Is Legalism Real?
“Woe to you scribes and Pharisees, hypocrites! For you pay tithe of mint and anise and cummin, and have neglected the weightier matters of the law: justice and mercy and faith. These you ought to have done without leaving the others undone.” (Matthew 23:23)
When religious people talk about legalism they usually are referring to the idea of a rigid and strict observance of a code or a law. Many times the scribes and the Pharisees will be used as an example of this because Jesus talks about them tithing their herbs, and one can almost see them carrying their scales down to the temple.
Yet, in the very same passage Jesus revealed some pretty fatal flaws in their so-called strict observance. How can one neglect the weightier matters of the law and still be considered strict? At this point, we may tell ourselves that legalism is not anything that we need to worry about.
There is an important point about the attitude of the scribes and the Pharisees that we could be overlooking. Do we remember what the older son said to his father in the parable of the prodigal son? “…I have never transgressed your commandment at any time…” (Lk 15:29). Apparently, some Jews truly thought that they were keeping the law perfectly.
The scribes and Pharisees sustained the illusion of their righteousness apart from forgiveness by comparing themselves with others who had flaws that were easy to see: “God, I thank you that I am not like other men—extortioners, unjust, adulterers…” (Lk 18:11). Human beings can only pretend to reach the standard of righteousness by sinless perfection, but isn’t pretending pretty much the same thing as being a hypocrite? Could it be that the hypocrisy of the scribes and Pharisees was actually a by-product of their legalism?

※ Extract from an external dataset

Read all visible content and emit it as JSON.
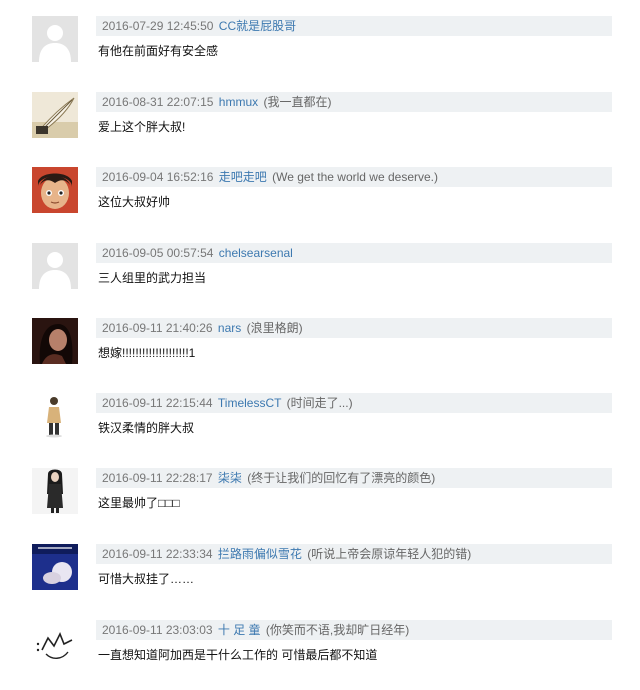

The inconsistencies of the scribes and Pharisees, their looking down on others, and the fact that Jesus describes their teaching as a heavy burden should concern us. They weren’t trying to convince men to practice immorality. They were trying to require men to live up to a standard that they had only achieved by pretending to be sinless. There was no justice or mercy or faith to relieve the heavy weight of guilt and the feeling of inadequacy that honest human beings feel when they meditate on the glory of God because the Pharisees had blinded themselves to their own need for these things.
So, is legalism real? Yes, and no. The idea of carefully obeying God is not proven faulty by the example of the Pharisees. Jesus said that they neglected the weightier matters of the law. However, the Pharisees did deceive themselves into thinking that they were strictly obeying God, and it led to terrible inconsistencies in their lives and in their treatment of others. Those who desire to please God should want to avoid this kind of behavior, no matter what we decide to call it.